 Read the Carillon here or look out for the magazine at your home—and let us know what you think!

Gaining Perspective

Incoming Freshmen

During an OU Passport orientation during the summer, incoming freshmen and first-year students competed in a scavenger hunt. The winners, pictured here, won copies of What the Dog Saw---required reading for the entire class.

As the class of 2015 prepared for its first semester as college students, the undergrads had more in common than just their freshman status. All first-year students shared a cross-major reading of Malcolm Gladwell’s What the Dog Saw: and other adventures as part of a new common reading program at Oglethorpe.

“Several colleges and universities have established common reading programs over the years,” explained Kendra Hunter, director of student leadership and activities. “By introducing this program at Oglethorpe, Campus Life wanted to incorporate an academic component to New Student Orientation that would create a common experience for new students to begin the development of community among them as well as help prepare them for the academic and intellectual experiences they will have.”

Far from the ordinary textbook, What the Dog Saw is a compilation of 19 features written by the Canadian journalist, all of which were first published in The New Yorker magazine. In this collection, Gladwell explores the “back story” of society’s everyday stories, and makes an effort to find a larger meaning in them. The book is divided into three parts which examine: “minor geniuses” (those who find ways to do ordinary things in extraordinary ways); the theories or ways of organizing experience (such as the controversial program found in some big U.S. cities designed to tackle the problem of homelessness by giving the chronically homeless their own apartments, while less severe cases stay on the streets); and lastly, the assumptions and predictions we make about people (“How do we know whether someone is bad, or smart, or capable of doing something really well?”).

“Good writing does not succeed or fail on the strength of its ability to persuade,” says Gladwell in the book’s preface. “It succeeds or fails on the strength of its ability to engage you, to make you think, to give you a glimpse into someone else’s head.”

Indeed, Gladwell’s book was selected with the input of first-year instructors for its direct connection to first-year curriculum and its potential to encourage debate and real-life application.
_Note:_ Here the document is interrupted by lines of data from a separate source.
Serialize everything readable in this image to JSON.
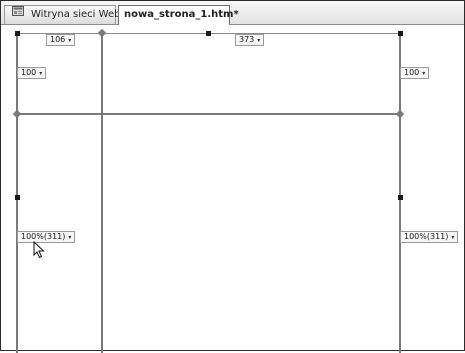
{
  "tabs": [
    {
      "label": "Witryna sieci Web",
      "icon": "website-icon",
      "active": false
    },
    {
      "label": "nowa_strona_1.htm*",
      "active": true
    }
  ],
  "layout_table": {
    "column_widths": {
      "left": "106",
      "right": "373"
    },
    "row_heights": {
      "top_left": "100",
      "top_right": "100",
      "main_left": "100%(311)",
      "main_right": "100%(311)"
    },
    "dropdown_arrow": "▾"
  }
}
What the Dog Saw is composed of essays and themes which appeal to a variety of students and can be connected to multiple disciplines,” said Hunter. “Resulting discussions ranged from their thoughts about the book to having a ‘pitching’ contest in which students took an ordinary object and pitched new and unusual uses for it. Currently, we are looking into visiting a homeless shelter and then discussing or debating the ideas from one of the essays, ‘Million Dollar Murray.’”

Throughout the year, students and faculty have found other ways to incorporate the book’s theme, turning what started as a summer reading assignment into a year-long intellectual discussion about the importance of perspective. Hunter said that three freshman classes took a trip to Dialog in the Dark, an exhibition that forces guests to “see” through the eyes of the visually impaired, using a series of darkened galleries created to replicate everyday experiences. “During that trip students gained a different perspective on everyday life with a visual impairment, encouraging them to be open to ideas and viewpoints other than their own,” explained Hunter.

Not surprisingly, others at OU have found ways to adapt the book as well. The OU Theatre department has plans to modify it for the stage. To be created and performed by students, the play will be presented exclusively at Oglethorpe by special permission of the author on April 12-14, 2012.

What the Dog Saw encourages its readers to think counter-intuitively and to question experiences and the assumptions they make,” said Hunter. “This is exactly what we want our students to do; critical thinking is such a large part of their education and individual development.”

This article first appeared in the Winter 2012 issue of Oglethorpe’s Carillon magazine.